TASK DIRECTIONS:
Word for word, reproduce the listing that follows, excluding any pictures it contains.

RECORDED INFORMATION:
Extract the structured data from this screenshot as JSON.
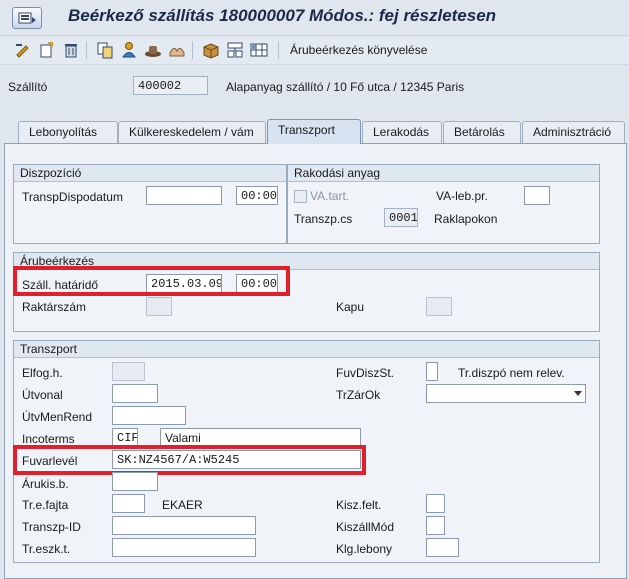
{
  "title": "Beérkező szállítás 180000007 Módos.: fej részletesen",
  "toolbar": {
    "post_label": "Árubeérkezés könyvelése"
  },
  "header": {
    "vendor_label": "Szállító",
    "vendor_value": "400002",
    "vendor_desc": "Alapanyag szállító / 10 Fő utca / 12345 Paris"
  },
  "tabs": [
    {
      "label": "Lebonyolítás"
    },
    {
      "label": "Külkereskedelem / vám"
    },
    {
      "label": "Transzport"
    },
    {
      "label": "Lerakodás"
    },
    {
      "label": "Betárolás"
    },
    {
      "label": "Adminisztráció"
    }
  ],
  "dispo": {
    "title": "Diszpozíció",
    "date_label": "TranspDispodatum",
    "date_value": "",
    "time_value": "00:00"
  },
  "loading": {
    "title": "Rakodási anyag",
    "va_tart_label": "VA.tart.",
    "va_leb_label": "VA-leb.pr.",
    "va_leb_value": "",
    "transzp_cs_label": "Transzp.cs",
    "transzp_cs_value": "0001",
    "transzp_cs_desc": "Raklapokon"
  },
  "gr": {
    "title": "Árubeérkezés",
    "deadline_label": "Száll. határidő",
    "deadline_date": "2015.03.09",
    "deadline_time": "00:00",
    "warehouse_label": "Raktárszám",
    "gate_label": "Kapu"
  },
  "transport": {
    "title": "Transzport",
    "elfog_label": "Elfog.h.",
    "utvonal_label": "Útvonal",
    "utvmenrend_label": "ÚtvMenRend",
    "incoterms_label": "Incoterms",
    "incoterms_code": "CIF",
    "incoterms_text": "Valami",
    "fuvarlevel_label": "Fuvarlevél",
    "fuvarlevel_value": "SK:NZ4567/A:W5245",
    "arukis_label": "Árukis.b.",
    "tre_fajta_label": "Tr.e.fajta",
    "ekaer_label": "EKAER",
    "transzp_id_label": "Transzp-ID",
    "tr_eszk_label": "Tr.eszk.t.",
    "fuvdiszst_label": "FuvDiszSt.",
    "tr_dispo_label": "Tr.diszpó nem relev.",
    "trzarok_label": "TrZárOk",
    "kisz_felt_label": "Kisz.felt.",
    "kiszallmod_label": "KiszállMód",
    "klg_lebony_label": "Klg.lebony"
  },
  "colors": {
    "highlight": "#e0202a",
    "title": "#1c2b45"
  }
}
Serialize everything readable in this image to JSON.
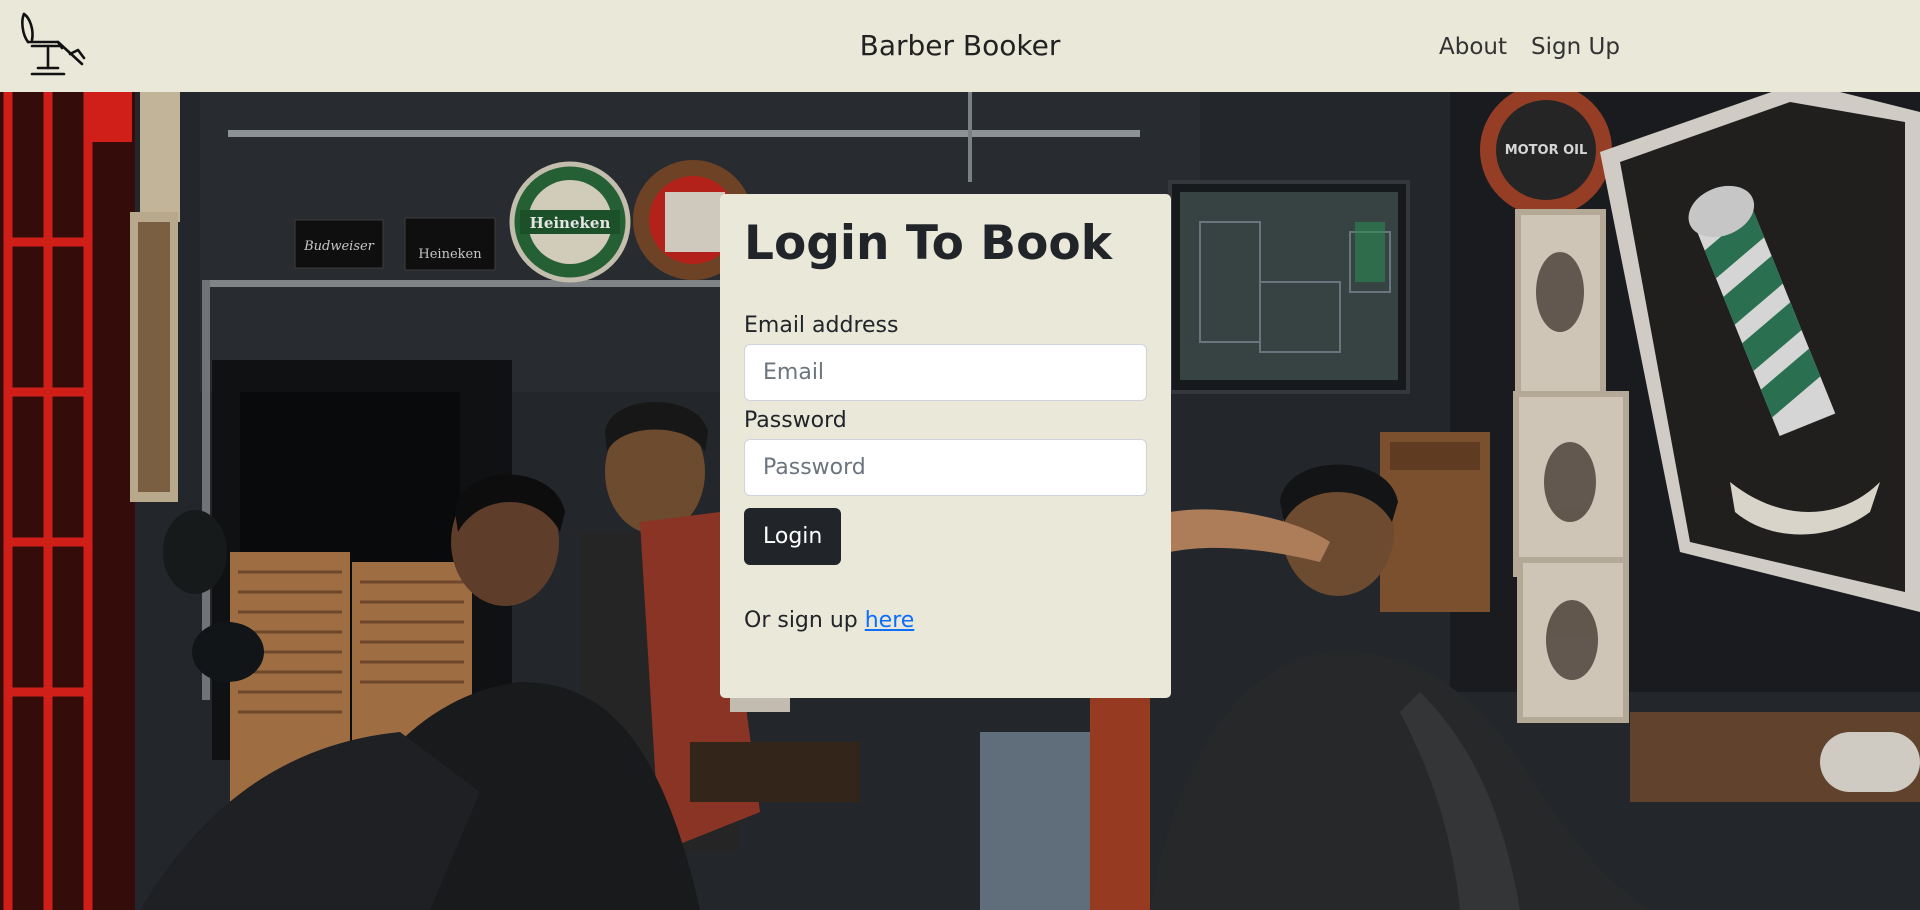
{
  "nav": {
    "brand": "Barber Booker",
    "links": [
      "About",
      "Sign Up"
    ],
    "logo_icon": "barber-chair-icon"
  },
  "login": {
    "title": "Login To Book",
    "email_label": "Email address",
    "email_placeholder": "Email",
    "password_label": "Password",
    "password_placeholder": "Password",
    "button_label": "Login",
    "signup_text": "Or sign up ",
    "signup_link": "here"
  },
  "hero": {
    "sign_1": "Heineken",
    "sign_2": "Budweiser",
    "sign_3": "Heineken",
    "sign_4": "MOTOR OIL"
  },
  "colors": {
    "nav_bg": "#e9e8d9",
    "card_bg": "#e9e8d9",
    "button_bg": "#212529",
    "link": "#0d6efd",
    "door_red": "#e8231c"
  }
}
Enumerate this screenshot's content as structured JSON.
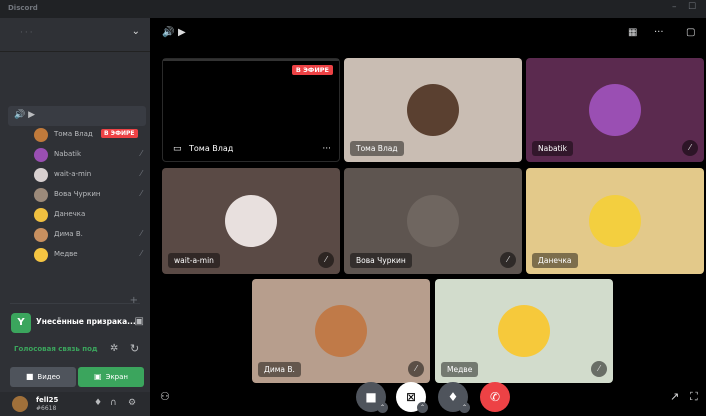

WORKED SOLUTION:
Extract the structured data from this screenshot as JSON.
{
  "title": "Beérkező szállítás 180000007 Módos.: fej részletesen",
  "toolbar": {
    "post_label": "Árubeérkezés könyvelése"
  },
  "header": {
    "vendor_label": "Szállító",
    "vendor_value": "400002",
    "vendor_desc": "Alapanyag szállító / 10 Fő utca / 12345 Paris"
  },
  "tabs": [
    {
      "label": "Lebonyolítás"
    },
    {
      "label": "Külkereskedelem / vám"
    },
    {
      "label": "Transzport"
    },
    {
      "label": "Lerakodás"
    },
    {
      "label": "Betárolás"
    },
    {
      "label": "Adminisztráció"
    }
  ],
  "dispo": {
    "title": "Diszpozíció",
    "date_label": "TranspDispodatum",
    "date_value": "",
    "time_value": "00:00"
  },
  "loading": {
    "title": "Rakodási anyag",
    "va_tart_label": "VA.tart.",
    "va_leb_label": "VA-leb.pr.",
    "va_leb_value": "",
    "transzp_cs_label": "Transzp.cs",
    "transzp_cs_value": "0001",
    "transzp_cs_desc": "Raklapokon"
  },
  "gr": {
    "title": "Árubeérkezés",
    "deadline_label": "Száll. határidő",
    "deadline_date": "2015.03.09",
    "deadline_time": "00:00",
    "warehouse_label": "Raktárszám",
    "gate_label": "Kapu"
  },
  "transport": {
    "title": "Transzport",
    "elfog_label": "Elfog.h.",
    "utvonal_label": "Útvonal",
    "utvmenrend_label": "ÚtvMenRend",
    "incoterms_label": "Incoterms",
    "incoterms_code": "CIF",
    "incoterms_text": "Valami",
    "fuvarlevel_label": "Fuvarlevél",
    "fuvarlevel_value": "SK:NZ4567/A:W5245",
    "arukis_label": "Árukis.b.",
    "tre_fajta_label": "Tr.e.fajta",
    "ekaer_label": "EKAER",
    "transzp_id_label": "Transzp-ID",
    "tr_eszk_label": "Tr.eszk.t.",
    "fuvdiszst_label": "FuvDiszSt.",
    "tr_dispo_label": "Tr.diszpó nem relev.",
    "trzarok_label": "TrZárOk",
    "kisz_felt_label": "Kisz.felt.",
    "kiszallmod_label": "KiszállMód",
    "klg_lebony_label": "Klg.lebony"
  },
  "colors": {
    "highlight": "#e0202a",
    "title": "#1c2b45"
  }
}
Serialize everything readable in this image to JSON.
{
  "nav": {
    "brand": "Barber Booker",
    "links": [
      "About",
      "Sign Up"
    ],
    "logo_icon": "barber-chair-icon"
  },
  "login": {
    "title": "Login To Book",
    "email_label": "Email address",
    "email_placeholder": "Email",
    "password_label": "Password",
    "password_placeholder": "Password",
    "button_label": "Login",
    "signup_text": "Or sign up ",
    "signup_link": "here"
  },
  "hero": {
    "sign_1": "Heineken",
    "sign_2": "Budweiser",
    "sign_3": "Heineken",
    "sign_4": "MOTOR OIL"
  },
  "colors": {
    "nav_bg": "#e9e8d9",
    "card_bg": "#e9e8d9",
    "button_bg": "#212529",
    "link": "#0d6efd",
    "door_red": "#e8231c"
  }
}
Enumerate this screenshot's content as structured JSON.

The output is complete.